To determine depressive symptoms, each respondent was asked the following eight depressive symptoms questions taken from the Center for Epidemiologic Studies Depression (CES-D) scale [27,28] (with response options of “yes” or “no”): 1) Much of the time during the past week, I felt depressed; 2) I felt everything I did was an effort; 3) My sleep was restless; 4) I was happy; 5) I felt lonely; 6) I enjoyed life; 7) I felt sad; and 8) I could not “get going.” The total number of “yes” responses to questions 1, 2, 3, 5, 7, 8, and the “no” responses to questions 4 and 6 were summed to arrive at a total depressive symptom score that ranged from 0 to 8, which has been shown to have a Cronbach's alpha of >0.8 in the HRS data . In our multivariable models, we used a three-level aggregated measure of CES-D scores of 0 (no symptoms), 1–3 (depressive symptoms), and ≥4 (depressed). This cut point of ≥4 has been found to produce comparable results to the 16-symptom cutoff for the well-validated 20-item CES-D scale .

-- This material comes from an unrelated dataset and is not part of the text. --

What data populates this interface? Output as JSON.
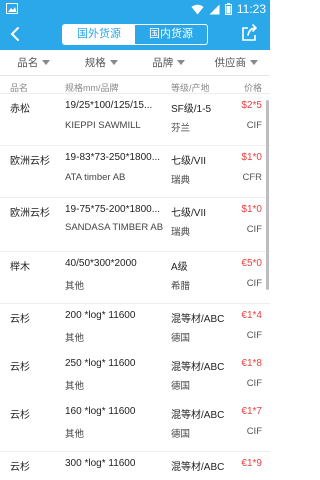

Prescription regimen characteristics included the number of different prescriptions a respondent reported using in the last month (0–2, 3–4, 5–6, ≥7). Patients also reported whether they experienced any adverse effects associated with medication use (yes or no).
An additional variable was used from the clinician factors domain from the theoretical model. This question asked respondents who they trust to make decisions about health insurance and response choices included family members (spouse, child, other), friends, financial advisors, as well as doctors, nurses or other health-care providers (measured as no one, family/friend, or professional).